▶ **Task details**:
Each line of the data below should be repeated exactly.

▶ **Data for analysis**:
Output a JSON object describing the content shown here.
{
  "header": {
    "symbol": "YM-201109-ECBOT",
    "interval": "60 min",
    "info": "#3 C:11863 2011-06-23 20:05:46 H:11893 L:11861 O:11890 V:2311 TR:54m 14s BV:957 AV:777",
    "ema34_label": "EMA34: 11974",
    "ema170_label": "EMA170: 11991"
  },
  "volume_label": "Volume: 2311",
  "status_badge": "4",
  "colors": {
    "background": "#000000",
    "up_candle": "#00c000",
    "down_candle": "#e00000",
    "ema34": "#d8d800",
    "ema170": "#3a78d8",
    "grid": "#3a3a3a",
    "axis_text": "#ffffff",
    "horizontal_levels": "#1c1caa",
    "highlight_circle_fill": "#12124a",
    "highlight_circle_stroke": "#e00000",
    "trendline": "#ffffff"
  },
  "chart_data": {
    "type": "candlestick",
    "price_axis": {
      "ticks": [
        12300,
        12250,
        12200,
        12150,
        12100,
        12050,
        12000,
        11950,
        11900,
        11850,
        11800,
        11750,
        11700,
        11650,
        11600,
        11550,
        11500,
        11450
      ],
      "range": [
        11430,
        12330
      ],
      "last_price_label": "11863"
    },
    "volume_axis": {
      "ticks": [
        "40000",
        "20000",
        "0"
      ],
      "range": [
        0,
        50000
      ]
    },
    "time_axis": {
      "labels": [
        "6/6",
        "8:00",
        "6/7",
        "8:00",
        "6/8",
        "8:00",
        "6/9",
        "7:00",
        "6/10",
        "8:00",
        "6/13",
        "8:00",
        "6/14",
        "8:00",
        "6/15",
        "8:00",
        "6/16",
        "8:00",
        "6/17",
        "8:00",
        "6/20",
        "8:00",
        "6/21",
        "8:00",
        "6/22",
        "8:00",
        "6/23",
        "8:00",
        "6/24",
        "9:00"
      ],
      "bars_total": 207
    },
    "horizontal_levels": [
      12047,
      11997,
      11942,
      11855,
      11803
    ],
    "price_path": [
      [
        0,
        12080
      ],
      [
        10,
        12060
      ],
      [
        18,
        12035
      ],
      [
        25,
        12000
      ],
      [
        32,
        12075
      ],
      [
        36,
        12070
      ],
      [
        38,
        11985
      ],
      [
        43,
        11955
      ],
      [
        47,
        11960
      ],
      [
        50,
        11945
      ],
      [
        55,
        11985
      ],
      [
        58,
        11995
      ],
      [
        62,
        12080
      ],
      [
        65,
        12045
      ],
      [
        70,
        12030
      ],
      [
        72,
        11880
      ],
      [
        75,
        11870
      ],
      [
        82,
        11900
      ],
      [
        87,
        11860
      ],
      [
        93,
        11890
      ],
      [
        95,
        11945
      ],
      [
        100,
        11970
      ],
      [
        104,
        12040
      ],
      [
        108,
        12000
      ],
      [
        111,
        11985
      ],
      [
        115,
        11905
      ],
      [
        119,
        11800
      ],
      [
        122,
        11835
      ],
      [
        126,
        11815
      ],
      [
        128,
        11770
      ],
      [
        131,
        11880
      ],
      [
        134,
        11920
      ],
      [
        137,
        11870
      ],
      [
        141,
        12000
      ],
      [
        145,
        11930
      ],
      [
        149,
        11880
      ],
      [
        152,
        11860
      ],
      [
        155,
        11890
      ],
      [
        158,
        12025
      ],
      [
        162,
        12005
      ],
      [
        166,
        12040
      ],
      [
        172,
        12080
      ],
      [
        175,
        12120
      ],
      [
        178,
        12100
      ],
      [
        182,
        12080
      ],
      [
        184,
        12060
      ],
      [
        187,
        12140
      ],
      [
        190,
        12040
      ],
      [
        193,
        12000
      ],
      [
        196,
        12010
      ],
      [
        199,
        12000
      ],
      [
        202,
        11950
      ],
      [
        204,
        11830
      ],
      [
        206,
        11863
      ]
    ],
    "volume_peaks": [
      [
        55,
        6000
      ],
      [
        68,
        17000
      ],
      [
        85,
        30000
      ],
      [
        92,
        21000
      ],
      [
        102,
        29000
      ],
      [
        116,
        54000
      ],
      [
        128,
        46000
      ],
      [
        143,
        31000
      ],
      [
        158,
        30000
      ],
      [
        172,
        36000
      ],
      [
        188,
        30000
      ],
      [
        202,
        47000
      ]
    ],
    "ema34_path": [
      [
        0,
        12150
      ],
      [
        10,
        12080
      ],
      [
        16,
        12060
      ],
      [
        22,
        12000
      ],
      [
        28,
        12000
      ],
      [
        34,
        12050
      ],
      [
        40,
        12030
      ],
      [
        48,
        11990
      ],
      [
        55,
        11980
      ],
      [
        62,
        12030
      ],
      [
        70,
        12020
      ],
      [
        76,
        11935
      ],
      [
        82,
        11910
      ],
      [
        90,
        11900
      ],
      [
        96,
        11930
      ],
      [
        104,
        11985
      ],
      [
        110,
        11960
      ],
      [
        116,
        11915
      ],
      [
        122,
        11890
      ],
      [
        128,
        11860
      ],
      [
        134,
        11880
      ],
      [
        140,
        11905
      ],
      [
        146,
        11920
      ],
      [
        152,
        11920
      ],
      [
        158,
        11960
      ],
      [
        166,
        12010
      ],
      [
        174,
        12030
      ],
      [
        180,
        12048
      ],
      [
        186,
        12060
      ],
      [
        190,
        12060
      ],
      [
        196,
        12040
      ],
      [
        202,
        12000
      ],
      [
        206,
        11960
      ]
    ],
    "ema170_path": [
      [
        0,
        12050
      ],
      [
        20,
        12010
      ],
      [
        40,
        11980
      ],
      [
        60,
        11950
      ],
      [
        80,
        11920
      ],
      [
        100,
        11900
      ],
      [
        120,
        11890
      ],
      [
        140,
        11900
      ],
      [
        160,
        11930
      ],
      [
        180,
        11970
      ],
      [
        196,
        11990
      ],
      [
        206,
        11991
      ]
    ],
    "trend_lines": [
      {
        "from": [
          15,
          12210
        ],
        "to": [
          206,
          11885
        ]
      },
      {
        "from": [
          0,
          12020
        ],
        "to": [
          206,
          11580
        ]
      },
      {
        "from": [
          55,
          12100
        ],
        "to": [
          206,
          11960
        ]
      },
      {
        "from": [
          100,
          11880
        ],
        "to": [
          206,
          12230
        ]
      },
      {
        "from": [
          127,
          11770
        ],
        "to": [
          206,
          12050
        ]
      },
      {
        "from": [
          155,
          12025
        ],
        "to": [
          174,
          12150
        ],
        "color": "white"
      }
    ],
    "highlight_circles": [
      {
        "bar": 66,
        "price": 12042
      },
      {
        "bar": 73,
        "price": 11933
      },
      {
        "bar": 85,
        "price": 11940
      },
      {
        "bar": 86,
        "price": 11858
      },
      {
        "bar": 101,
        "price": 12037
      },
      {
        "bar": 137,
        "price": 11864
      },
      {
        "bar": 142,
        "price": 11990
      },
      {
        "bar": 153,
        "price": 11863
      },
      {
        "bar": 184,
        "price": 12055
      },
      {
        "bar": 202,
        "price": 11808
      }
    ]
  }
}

▶ **Answer to this problem**:
Output a JSON object describing the content shown here.
{
  "header": {
    "symbol": "YM-201109-ECBOT",
    "interval": "60 min",
    "info": "#3 C:11863 2011-06-23 20:05:46 H:11893 L:11861 O:11890 V:2311 TR:54m 14s BV:957 AV:777",
    "ema34_label": "EMA34: 11974",
    "ema170_label": "EMA170: 11991"
  },
  "volume_label": "Volume: 2311",
  "status_badge": "4",
  "colors": {
    "background": "#000000",
    "up_candle": "#00c000",
    "down_candle": "#e00000",
    "ema34": "#d8d800",
    "ema170": "#3a78d8",
    "grid": "#3a3a3a",
    "axis_text": "#ffffff",
    "horizontal_levels": "#1c1caa",
    "highlight_circle_fill": "#12124a",
    "highlight_circle_stroke": "#e00000",
    "trendline": "#ffffff"
  },
  "chart_data": {
    "type": "candlestick",
    "price_axis": {
      "ticks": [
        12300,
        12250,
        12200,
        12150,
        12100,
        12050,
        12000,
        11950,
        11900,
        11850,
        11800,
        11750,
        11700,
        11650,
        11600,
        11550,
        11500,
        11450
      ],
      "range": [
        11430,
        12330
      ],
      "last_price_label": "11863"
    },
    "volume_axis": {
      "ticks": [
        "40000",
        "20000",
        "0"
      ],
      "range": [
        0,
        50000
      ]
    },
    "time_axis": {
      "labels": [
        "6/6",
        "8:00",
        "6/7",
        "8:00",
        "6/8",
        "8:00",
        "6/9",
        "7:00",
        "6/10",
        "8:00",
        "6/13",
        "8:00",
        "6/14",
        "8:00",
        "6/15",
        "8:00",
        "6/16",
        "8:00",
        "6/17",
        "8:00",
        "6/20",
        "8:00",
        "6/21",
        "8:00",
        "6/22",
        "8:00",
        "6/23",
        "8:00",
        "6/24",
        "9:00"
      ],
      "bars_total": 207
    },
    "horizontal_levels": [
      12047,
      11997,
      11942,
      11855,
      11803
    ],
    "price_path": [
      [
        0,
        12080
      ],
      [
        10,
        12060
      ],
      [
        18,
        12035
      ],
      [
        25,
        12000
      ],
      [
        32,
        12075
      ],
      [
        36,
        12070
      ],
      [
        38,
        11985
      ],
      [
        43,
        11955
      ],
      [
        47,
        11960
      ],
      [
        50,
        11945
      ],
      [
        55,
        11985
      ],
      [
        58,
        11995
      ],
      [
        62,
        12080
      ],
      [
        65,
        12045
      ],
      [
        70,
        12030
      ],
      [
        72,
        11880
      ],
      [
        75,
        11870
      ],
      [
        82,
        11900
      ],
      [
        87,
        11860
      ],
      [
        93,
        11890
      ],
      [
        95,
        11945
      ],
      [
        100,
        11970
      ],
      [
        104,
        12040
      ],
      [
        108,
        12000
      ],
      [
        111,
        11985
      ],
      [
        115,
        11905
      ],
      [
        119,
        11800
      ],
      [
        122,
        11835
      ],
      [
        126,
        11815
      ],
      [
        128,
        11770
      ],
      [
        131,
        11880
      ],
      [
        134,
        11920
      ],
      [
        137,
        11870
      ],
      [
        141,
        12000
      ],
      [
        145,
        11930
      ],
      [
        149,
        11880
      ],
      [
        152,
        11860
      ],
      [
        155,
        11890
      ],
      [
        158,
        12025
      ],
      [
        162,
        12005
      ],
      [
        166,
        12040
      ],
      [
        172,
        12080
      ],
      [
        175,
        12120
      ],
      [
        178,
        12100
      ],
      [
        182,
        12080
      ],
      [
        184,
        12060
      ],
      [
        187,
        12140
      ],
      [
        190,
        12040
      ],
      [
        193,
        12000
      ],
      [
        196,
        12010
      ],
      [
        199,
        12000
      ],
      [
        202,
        11950
      ],
      [
        204,
        11830
      ],
      [
        206,
        11863
      ]
    ],
    "volume_peaks": [
      [
        55,
        6000
      ],
      [
        68,
        17000
      ],
      [
        85,
        30000
      ],
      [
        92,
        21000
      ],
      [
        102,
        29000
      ],
      [
        116,
        54000
      ],
      [
        128,
        46000
      ],
      [
        143,
        31000
      ],
      [
        158,
        30000
      ],
      [
        172,
        36000
      ],
      [
        188,
        30000
      ],
      [
        202,
        47000
      ]
    ],
    "ema34_path": [
      [
        0,
        12150
      ],
      [
        10,
        12080
      ],
      [
        16,
        12060
      ],
      [
        22,
        12000
      ],
      [
        28,
        12000
      ],
      [
        34,
        12050
      ],
      [
        40,
        12030
      ],
      [
        48,
        11990
      ],
      [
        55,
        11980
      ],
      [
        62,
        12030
      ],
      [
        70,
        12020
      ],
      [
        76,
        11935
      ],
      [
        82,
        11910
      ],
      [
        90,
        11900
      ],
      [
        96,
        11930
      ],
      [
        104,
        11985
      ],
      [
        110,
        11960
      ],
      [
        116,
        11915
      ],
      [
        122,
        11890
      ],
      [
        128,
        11860
      ],
      [
        134,
        11880
      ],
      [
        140,
        11905
      ],
      [
        146,
        11920
      ],
      [
        152,
        11920
      ],
      [
        158,
        11960
      ],
      [
        166,
        12010
      ],
      [
        174,
        12030
      ],
      [
        180,
        12048
      ],
      [
        186,
        12060
      ],
      [
        190,
        12060
      ],
      [
        196,
        12040
      ],
      [
        202,
        12000
      ],
      [
        206,
        11960
      ]
    ],
    "ema170_path": [
      [
        0,
        12050
      ],
      [
        20,
        12010
      ],
      [
        40,
        11980
      ],
      [
        60,
        11950
      ],
      [
        80,
        11920
      ],
      [
        100,
        11900
      ],
      [
        120,
        11890
      ],
      [
        140,
        11900
      ],
      [
        160,
        11930
      ],
      [
        180,
        11970
      ],
      [
        196,
        11990
      ],
      [
        206,
        11991
      ]
    ],
    "trend_lines": [
      {
        "from": [
          15,
          12210
        ],
        "to": [
          206,
          11885
        ]
      },
      {
        "from": [
          0,
          12020
        ],
        "to": [
          206,
          11580
        ]
      },
      {
        "from": [
          55,
          12100
        ],
        "to": [
          206,
          11960
        ]
      },
      {
        "from": [
          100,
          11880
        ],
        "to": [
          206,
          12230
        ]
      },
      {
        "from": [
          127,
          11770
        ],
        "to": [
          206,
          12050
        ]
      },
      {
        "from": [
          155,
          12025
        ],
        "to": [
          174,
          12150
        ],
        "color": "white"
      }
    ],
    "highlight_circles": [
      {
        "bar": 66,
        "price": 12042
      },
      {
        "bar": 73,
        "price": 11933
      },
      {
        "bar": 85,
        "price": 11940
      },
      {
        "bar": 86,
        "price": 11858
      },
      {
        "bar": 101,
        "price": 12037
      },
      {
        "bar": 137,
        "price": 11864
      },
      {
        "bar": 142,
        "price": 11990
      },
      {
        "bar": 153,
        "price": 11863
      },
      {
        "bar": 184,
        "price": 12055
      },
      {
        "bar": 202,
        "price": 11808
      }
    ]
  }
}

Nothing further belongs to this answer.